Material for this task:
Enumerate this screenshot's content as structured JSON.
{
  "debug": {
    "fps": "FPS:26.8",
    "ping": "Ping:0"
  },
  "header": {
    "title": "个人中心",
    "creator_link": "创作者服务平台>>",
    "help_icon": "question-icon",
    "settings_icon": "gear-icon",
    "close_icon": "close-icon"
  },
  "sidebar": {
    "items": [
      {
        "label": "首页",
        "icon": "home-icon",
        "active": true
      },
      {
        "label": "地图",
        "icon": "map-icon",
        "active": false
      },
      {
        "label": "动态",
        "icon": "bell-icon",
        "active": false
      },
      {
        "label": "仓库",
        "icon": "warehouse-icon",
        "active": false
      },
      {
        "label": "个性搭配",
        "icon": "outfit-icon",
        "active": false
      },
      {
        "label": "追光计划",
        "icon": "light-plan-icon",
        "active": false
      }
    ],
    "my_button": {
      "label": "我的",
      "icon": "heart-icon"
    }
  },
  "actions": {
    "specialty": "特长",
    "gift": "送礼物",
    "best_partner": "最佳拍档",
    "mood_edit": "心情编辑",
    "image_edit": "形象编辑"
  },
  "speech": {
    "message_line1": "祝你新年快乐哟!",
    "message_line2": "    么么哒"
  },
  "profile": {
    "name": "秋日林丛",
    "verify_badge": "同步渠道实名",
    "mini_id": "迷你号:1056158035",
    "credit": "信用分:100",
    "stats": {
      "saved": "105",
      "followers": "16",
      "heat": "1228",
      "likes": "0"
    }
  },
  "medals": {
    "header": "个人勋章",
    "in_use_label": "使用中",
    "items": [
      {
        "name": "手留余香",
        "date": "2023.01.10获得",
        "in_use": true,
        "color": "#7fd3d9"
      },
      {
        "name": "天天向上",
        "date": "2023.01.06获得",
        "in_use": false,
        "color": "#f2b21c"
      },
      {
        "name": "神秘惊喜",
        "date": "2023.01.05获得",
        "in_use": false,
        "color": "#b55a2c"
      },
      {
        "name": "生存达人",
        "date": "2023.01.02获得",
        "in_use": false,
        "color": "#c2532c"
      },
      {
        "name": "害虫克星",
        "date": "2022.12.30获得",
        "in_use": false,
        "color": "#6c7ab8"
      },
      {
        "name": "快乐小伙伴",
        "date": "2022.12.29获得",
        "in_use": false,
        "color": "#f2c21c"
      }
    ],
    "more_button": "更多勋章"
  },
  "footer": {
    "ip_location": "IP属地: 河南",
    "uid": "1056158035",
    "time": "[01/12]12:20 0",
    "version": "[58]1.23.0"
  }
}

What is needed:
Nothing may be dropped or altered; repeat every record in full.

Result of this task:
Enumerate this screenshot's content as structured JSON.
{
  "debug": {
    "fps": "FPS:26.8",
    "ping": "Ping:0"
  },
  "header": {
    "title": "个人中心",
    "creator_link": "创作者服务平台>>",
    "help_icon": "question-icon",
    "settings_icon": "gear-icon",
    "close_icon": "close-icon"
  },
  "sidebar": {
    "items": [
      {
        "label": "首页",
        "icon": "home-icon",
        "active": true
      },
      {
        "label": "地图",
        "icon": "map-icon",
        "active": false
      },
      {
        "label": "动态",
        "icon": "bell-icon",
        "active": false
      },
      {
        "label": "仓库",
        "icon": "warehouse-icon",
        "active": false
      },
      {
        "label": "个性搭配",
        "icon": "outfit-icon",
        "active": false
      },
      {
        "label": "追光计划",
        "icon": "light-plan-icon",
        "active": false
      }
    ],
    "my_button": {
      "label": "我的",
      "icon": "heart-icon"
    }
  },
  "actions": {
    "specialty": "特长",
    "gift": "送礼物",
    "best_partner": "最佳拍档",
    "mood_edit": "心情编辑",
    "image_edit": "形象编辑"
  },
  "speech": {
    "message_line1": "祝你新年快乐哟!",
    "message_line2": "    么么哒"
  },
  "profile": {
    "name": "秋日林丛",
    "verify_badge": "同步渠道实名",
    "mini_id": "迷你号:1056158035",
    "credit": "信用分:100",
    "stats": {
      "saved": "105",
      "followers": "16",
      "heat": "1228",
      "likes": "0"
    }
  },
  "medals": {
    "header": "个人勋章",
    "in_use_label": "使用中",
    "items": [
      {
        "name": "手留余香",
        "date": "2023.01.10获得",
        "in_use": true,
        "color": "#7fd3d9"
      },
      {
        "name": "天天向上",
        "date": "2023.01.06获得",
        "in_use": false,
        "color": "#f2b21c"
      },
      {
        "name": "神秘惊喜",
        "date": "2023.01.05获得",
        "in_use": false,
        "color": "#b55a2c"
      },
      {
        "name": "生存达人",
        "date": "2023.01.02获得",
        "in_use": false,
        "color": "#c2532c"
      },
      {
        "name": "害虫克星",
        "date": "2022.12.30获得",
        "in_use": false,
        "color": "#6c7ab8"
      },
      {
        "name": "快乐小伙伴",
        "date": "2022.12.29获得",
        "in_use": false,
        "color": "#f2c21c"
      }
    ],
    "more_button": "更多勋章"
  },
  "footer": {
    "ip_location": "IP属地: 河南",
    "uid": "1056158035",
    "time": "[01/12]12:20 0",
    "version": "[58]1.23.0"
  }
}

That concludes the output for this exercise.